Note: This is more complex than it should be, but it works. It uses StringBuilder in interop.


Fewer failures. The delegate can restore any window, even one that has been suspended by Windows. Most methods will fail in this case. Send it a substring of the window running, which it uses by calling IndexOf on the processes.


Use. We use the class by adding code to Program.cs. The code checks that no other windows using the string "Program Window Text" are open. If one is, it will be focused and the IsOnlyProcess will return false, preventing the new instance.

Method that uses ProcessChecker: C#

/// <summary>
/// The main entry point for the application.
/// </summary>
static void Main()
    if (ProcessChecker.IsOnlyProcess("Program Window Text"))
	Application.Run(new TextWindow());

Alternatives. We look at some alternative solutions. We then note some drawbacks they may have. This is not graceful code, but every other kind of code I used failed at some point—usually after the computer went into sleep mode or was idle.

The first problem involves Mutex. You can use a Mutex to signal to Windows that a certain resource is already active. But this doesn't bring the running instance to the user's attention.


The second problem is with GetProcessesByName. This method finds processes of the specified name, but minimized windows cannot be reliably accessed this way. Windows will release some of the handle resources.

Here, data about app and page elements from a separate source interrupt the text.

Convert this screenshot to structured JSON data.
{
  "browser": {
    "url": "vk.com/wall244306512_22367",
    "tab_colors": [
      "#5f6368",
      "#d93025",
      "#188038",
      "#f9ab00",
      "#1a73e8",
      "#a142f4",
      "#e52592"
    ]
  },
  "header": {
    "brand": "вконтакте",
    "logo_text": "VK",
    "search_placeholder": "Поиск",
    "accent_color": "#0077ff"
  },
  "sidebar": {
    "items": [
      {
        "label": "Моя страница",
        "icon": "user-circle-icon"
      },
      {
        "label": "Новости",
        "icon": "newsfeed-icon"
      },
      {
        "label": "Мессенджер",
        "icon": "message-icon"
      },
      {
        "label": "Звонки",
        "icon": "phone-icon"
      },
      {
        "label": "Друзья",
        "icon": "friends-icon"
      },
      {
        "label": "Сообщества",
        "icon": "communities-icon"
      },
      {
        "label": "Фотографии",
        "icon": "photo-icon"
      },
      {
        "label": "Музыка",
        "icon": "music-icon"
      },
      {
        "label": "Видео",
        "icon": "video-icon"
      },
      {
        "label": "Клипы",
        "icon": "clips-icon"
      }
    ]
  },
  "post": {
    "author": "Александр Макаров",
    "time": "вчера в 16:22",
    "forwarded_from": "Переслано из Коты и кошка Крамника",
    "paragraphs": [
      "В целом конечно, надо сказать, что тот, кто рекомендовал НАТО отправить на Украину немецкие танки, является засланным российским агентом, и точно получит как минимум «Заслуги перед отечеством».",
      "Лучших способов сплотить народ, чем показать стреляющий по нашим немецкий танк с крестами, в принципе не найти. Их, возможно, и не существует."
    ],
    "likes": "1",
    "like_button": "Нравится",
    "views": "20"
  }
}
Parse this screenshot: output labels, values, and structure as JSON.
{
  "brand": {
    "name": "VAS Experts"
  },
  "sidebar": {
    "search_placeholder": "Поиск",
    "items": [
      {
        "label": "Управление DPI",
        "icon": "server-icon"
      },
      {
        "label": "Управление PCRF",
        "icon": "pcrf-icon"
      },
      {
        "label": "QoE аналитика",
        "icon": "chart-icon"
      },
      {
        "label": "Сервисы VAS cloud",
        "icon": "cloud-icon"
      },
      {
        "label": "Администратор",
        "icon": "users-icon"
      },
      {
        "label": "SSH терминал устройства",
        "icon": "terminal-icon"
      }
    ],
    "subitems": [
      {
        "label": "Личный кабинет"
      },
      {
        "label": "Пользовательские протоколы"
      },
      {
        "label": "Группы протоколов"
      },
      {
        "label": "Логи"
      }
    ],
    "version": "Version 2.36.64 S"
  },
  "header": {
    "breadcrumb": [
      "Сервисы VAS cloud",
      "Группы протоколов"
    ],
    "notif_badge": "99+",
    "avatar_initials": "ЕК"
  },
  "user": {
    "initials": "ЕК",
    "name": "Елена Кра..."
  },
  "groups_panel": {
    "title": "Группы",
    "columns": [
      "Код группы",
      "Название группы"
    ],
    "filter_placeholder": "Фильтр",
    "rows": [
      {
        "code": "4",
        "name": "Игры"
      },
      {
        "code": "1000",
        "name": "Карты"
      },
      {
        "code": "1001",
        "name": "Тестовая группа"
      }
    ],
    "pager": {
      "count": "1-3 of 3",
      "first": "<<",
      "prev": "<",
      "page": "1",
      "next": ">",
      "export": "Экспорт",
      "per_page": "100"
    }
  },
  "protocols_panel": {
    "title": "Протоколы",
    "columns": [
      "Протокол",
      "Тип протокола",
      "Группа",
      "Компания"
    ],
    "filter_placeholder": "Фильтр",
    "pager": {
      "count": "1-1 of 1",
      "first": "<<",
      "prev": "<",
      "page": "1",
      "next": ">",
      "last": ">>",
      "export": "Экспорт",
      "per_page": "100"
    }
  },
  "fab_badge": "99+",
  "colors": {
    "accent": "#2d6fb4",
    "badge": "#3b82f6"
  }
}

And: The third problem is with dialogs. You don't want to show your user a dialog box that says an instance of the program is running.

Note: This is annoying. Almost every professional software program focuses the application.


Summary. We saw one way you can enforce single-instance windows in Windows Forms. Use this method to handle single-instance C# Windows Forms, and also to automate focusing of existing processes.

Note: The biggest drawback is that you must know a substring of the other program's window title Text property.